Or...What I learnt about my Daughter(In fact, should that be 'learned'..?)
|Cute, eh? So is my daughter.|
After dinner, while still sitting around the table, I decided it would be nice to play a game together. Mindful of the long summer holiday which has been filled with way too much computer game time, I wanted to think of something that would encourage our three children to perhaps use their brains a little.
Baby Steps first though, I thought (also, this was the best I could come up with. Perhaps someone else needs to challenge their brain a little, hmm?) - and with an enthusiasm in my voice usually reserved for chocolate/mallow-based snacks, I said...
'Let's all play 'Who Am I!'
'That's easy,' said No.2 Son, 'You're mum. I win.'
Sensing a reluctance to commit 100% to my idea, I issued warnings re financial penalties for non-playment.
This seemed to help. And so we began...
Trying to get No.2 Son on-side, we said he could go first - and Mr W stuck a sticky-note-thingy on the boy's forehead with 'New York' written on it.
|Not actually No.2 Son, but you get the point...|
The idea is to go around the table, each one of us giving a clue as to sticky-note-thingy wearer's identity. For example, 'You are a city', or 'You are in America' - and the quicker it is guessed...well, that's it really...just until it is guessed. Then we move on to the next person.
So, No.2 Son turns expectantly to his 9 year old sister.
'You have Very Bright Lights in Dark Times,' she said - an almost mystical edge to her voice.
Mr W and I looked at each other, two minds with the same thought.

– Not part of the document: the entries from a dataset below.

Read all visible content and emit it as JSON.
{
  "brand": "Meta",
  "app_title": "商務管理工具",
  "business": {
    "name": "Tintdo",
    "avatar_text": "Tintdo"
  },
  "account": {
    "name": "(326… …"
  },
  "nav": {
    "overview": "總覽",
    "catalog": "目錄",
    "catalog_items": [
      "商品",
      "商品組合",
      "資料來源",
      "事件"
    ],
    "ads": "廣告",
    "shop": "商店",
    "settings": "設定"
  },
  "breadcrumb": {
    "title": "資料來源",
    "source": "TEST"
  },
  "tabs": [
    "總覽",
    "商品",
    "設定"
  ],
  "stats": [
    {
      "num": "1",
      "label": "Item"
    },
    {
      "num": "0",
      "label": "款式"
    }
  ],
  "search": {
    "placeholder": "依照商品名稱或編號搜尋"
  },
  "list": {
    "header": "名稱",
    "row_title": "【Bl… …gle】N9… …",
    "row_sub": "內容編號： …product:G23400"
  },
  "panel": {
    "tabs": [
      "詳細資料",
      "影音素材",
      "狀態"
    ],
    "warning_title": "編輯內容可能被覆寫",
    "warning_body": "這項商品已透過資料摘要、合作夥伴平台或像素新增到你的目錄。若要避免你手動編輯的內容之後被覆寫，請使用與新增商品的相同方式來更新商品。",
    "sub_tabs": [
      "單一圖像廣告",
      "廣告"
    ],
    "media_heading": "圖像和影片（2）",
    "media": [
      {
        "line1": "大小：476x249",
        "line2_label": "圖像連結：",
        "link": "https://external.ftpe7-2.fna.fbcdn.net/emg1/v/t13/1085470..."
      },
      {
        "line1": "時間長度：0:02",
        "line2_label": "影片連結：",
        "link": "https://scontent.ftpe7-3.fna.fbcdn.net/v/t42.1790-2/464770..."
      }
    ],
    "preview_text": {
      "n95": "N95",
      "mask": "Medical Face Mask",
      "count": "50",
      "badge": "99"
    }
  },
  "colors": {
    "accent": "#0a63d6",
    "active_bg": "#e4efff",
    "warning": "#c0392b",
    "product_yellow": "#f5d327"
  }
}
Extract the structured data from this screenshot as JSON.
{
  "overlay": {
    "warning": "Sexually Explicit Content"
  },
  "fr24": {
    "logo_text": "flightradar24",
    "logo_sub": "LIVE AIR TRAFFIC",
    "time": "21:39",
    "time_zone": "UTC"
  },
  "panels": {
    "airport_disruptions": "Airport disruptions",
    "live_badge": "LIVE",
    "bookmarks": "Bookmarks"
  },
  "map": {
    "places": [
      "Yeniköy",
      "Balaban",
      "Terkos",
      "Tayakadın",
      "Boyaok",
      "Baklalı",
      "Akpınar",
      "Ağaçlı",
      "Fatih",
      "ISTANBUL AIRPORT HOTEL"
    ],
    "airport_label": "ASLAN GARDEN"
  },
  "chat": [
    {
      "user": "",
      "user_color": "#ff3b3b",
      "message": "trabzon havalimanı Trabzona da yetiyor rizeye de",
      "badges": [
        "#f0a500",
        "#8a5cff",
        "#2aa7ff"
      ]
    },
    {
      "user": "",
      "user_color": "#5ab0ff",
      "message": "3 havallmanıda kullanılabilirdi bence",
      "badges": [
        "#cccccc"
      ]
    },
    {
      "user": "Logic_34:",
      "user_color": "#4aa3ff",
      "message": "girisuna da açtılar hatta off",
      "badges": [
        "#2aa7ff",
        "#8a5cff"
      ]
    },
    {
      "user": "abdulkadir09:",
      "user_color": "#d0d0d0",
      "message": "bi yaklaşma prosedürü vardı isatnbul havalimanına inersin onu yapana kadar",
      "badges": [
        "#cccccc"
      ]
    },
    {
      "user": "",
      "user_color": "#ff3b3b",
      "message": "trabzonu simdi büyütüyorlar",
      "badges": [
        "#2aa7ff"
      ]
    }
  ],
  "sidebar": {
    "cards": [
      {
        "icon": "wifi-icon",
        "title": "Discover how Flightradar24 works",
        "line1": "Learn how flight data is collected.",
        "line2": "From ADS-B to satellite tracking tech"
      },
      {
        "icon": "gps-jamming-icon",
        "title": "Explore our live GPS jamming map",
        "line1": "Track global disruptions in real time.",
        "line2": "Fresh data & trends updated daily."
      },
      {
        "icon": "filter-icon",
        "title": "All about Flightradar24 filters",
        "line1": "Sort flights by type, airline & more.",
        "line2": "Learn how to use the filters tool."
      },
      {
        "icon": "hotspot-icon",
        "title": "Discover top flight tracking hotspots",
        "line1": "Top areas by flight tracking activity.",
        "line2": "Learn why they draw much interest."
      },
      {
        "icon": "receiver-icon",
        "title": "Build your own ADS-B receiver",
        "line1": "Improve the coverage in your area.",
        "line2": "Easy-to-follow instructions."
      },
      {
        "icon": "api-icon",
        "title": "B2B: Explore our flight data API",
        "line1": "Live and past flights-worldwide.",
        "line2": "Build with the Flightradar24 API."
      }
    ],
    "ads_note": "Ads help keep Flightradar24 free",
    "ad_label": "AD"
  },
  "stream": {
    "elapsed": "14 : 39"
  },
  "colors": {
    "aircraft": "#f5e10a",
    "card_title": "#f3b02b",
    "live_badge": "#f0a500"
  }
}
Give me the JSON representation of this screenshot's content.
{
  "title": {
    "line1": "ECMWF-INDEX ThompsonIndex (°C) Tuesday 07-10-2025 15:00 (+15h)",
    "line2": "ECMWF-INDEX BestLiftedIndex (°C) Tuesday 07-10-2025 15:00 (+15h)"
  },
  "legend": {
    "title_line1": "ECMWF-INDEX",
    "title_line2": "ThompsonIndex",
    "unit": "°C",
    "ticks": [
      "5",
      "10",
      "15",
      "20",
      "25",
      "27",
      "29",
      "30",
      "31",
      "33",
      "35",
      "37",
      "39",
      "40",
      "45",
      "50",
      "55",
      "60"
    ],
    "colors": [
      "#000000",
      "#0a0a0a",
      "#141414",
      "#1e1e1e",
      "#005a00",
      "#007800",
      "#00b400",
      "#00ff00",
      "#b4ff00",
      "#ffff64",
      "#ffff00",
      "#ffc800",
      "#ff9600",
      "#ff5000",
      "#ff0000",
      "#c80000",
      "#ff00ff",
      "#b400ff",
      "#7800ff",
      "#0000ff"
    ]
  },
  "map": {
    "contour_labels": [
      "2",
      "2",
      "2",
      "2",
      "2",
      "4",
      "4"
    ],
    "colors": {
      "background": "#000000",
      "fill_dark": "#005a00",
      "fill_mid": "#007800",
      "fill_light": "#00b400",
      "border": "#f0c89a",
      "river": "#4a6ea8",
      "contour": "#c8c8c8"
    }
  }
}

What a wonderful way with words our marvellous Daughter has!
'Gosh, No.3,' we said, 'that was lovely'.
And she smiled her innocent little smile.
It was Mr W's turn next, and Daughter was given the task of writing who he was to be and sticking it on his forehead.
While she wrote, her father and I were still bathing in the warm glow of pride in our deep and poetic Daughter...
...And then she stuck this on her Dad's head...
Anyone got any ideas for games that can get kids' brains working without the opportunity for gross insubordination?